After decades of decline the number of stay-at-home moms is on the rise in the US, according to a new Pew Research Center analysis of government data. The report suggests that this trend is economic, but does not clarify whether women working from home for external companies, or those running their own businesses in the home, where included in the “stay-at-home” category.
The broad category of “stay-at-home” mothers includes not only mothers who say they are at home in order to care for their families, but also those who are at home because they are unable to find work, are disabled or are enrolled in school.
The largest share consists of “traditional” married stay-at-home mothers with working husbands. They made up roughly two-thirds of the nation’s 10.4 million stay-at-home mothers in 2012. In addition to this group, some stay-at-home mothers are single, cohabiting or married with a husband who does not work.
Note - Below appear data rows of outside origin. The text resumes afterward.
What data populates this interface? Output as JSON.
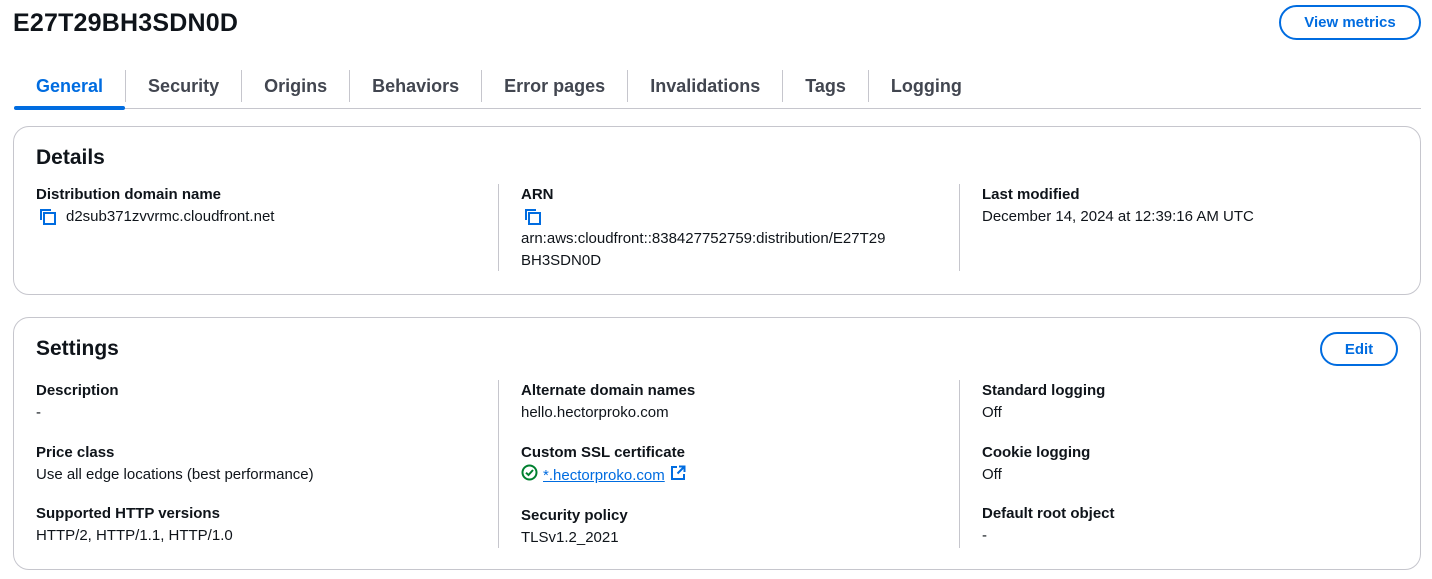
{
  "header": {
    "title": "E27T29BH3SDN0D",
    "view_metrics_label": "View metrics"
  },
  "tabs": [
    {
      "label": "General",
      "active": true
    },
    {
      "label": "Security",
      "active": false
    },
    {
      "label": "Origins",
      "active": false
    },
    {
      "label": "Behaviors",
      "active": false
    },
    {
      "label": "Error pages",
      "active": false
    },
    {
      "label": "Invalidations",
      "active": false
    },
    {
      "label": "Tags",
      "active": false
    },
    {
      "label": "Logging",
      "active": false
    }
  ],
  "details": {
    "title": "Details",
    "domain_label": "Distribution domain name",
    "domain_value": "d2sub371zvvrmc.cloudfront.net",
    "arn_label": "ARN",
    "arn_value_line1": "arn:aws:cloudfront::838427752759:distribution/E27T29",
    "arn_value_line2": "BH3SDN0D",
    "modified_label": "Last modified",
    "modified_value": "December 14, 2024 at 12:39:16 AM UTC"
  },
  "settings": {
    "title": "Settings",
    "edit_label": "Edit",
    "description_label": "Description",
    "description_value": "-",
    "price_label": "Price class",
    "price_value": "Use all edge locations (best performance)",
    "http_label": "Supported HTTP versions",
    "http_value": "HTTP/2, HTTP/1.1, HTTP/1.0",
    "alt_domain_label": "Alternate domain names",
    "alt_domain_value": "hello.hectorproko.com",
    "ssl_label": "Custom SSL certificate",
    "ssl_value": "*.hectorproko.com",
    "policy_label": "Security policy",
    "policy_value": "TLSv1.2_2021",
    "std_logging_label": "Standard logging",
    "std_logging_value": "Off",
    "cookie_logging_label": "Cookie logging",
    "cookie_logging_value": "Off",
    "root_object_label": "Default root object",
    "root_object_value": "-"
  },
  "colors": {
    "accent": "#006ce0",
    "border": "#c6c6cd",
    "success": "#00802f",
    "text": "#0f141a"
  },
  "icons": {
    "copy": "copy-icon",
    "status_ok": "check-circle-icon",
    "external": "external-link-icon"
  }
}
The economic ups and downs of the past decade likely influenced mothers’ decisions on whether to stay home or go to work. The share of mothers staying home with their children rose from 2000 to 2004, but the rise stopped in 2005, amid economic uncertainty that foreshadowed the official start of the Great Recession in 2007. The increase in both number and share eventually resumed: From 2010 to 2012, the share of stay-at-home mothers (29%) was three percentage points higher than in 2008 (26%), at the height of the recession.
If you’re a stay-at-home mom, why did you make that choice? Was it economically influenced?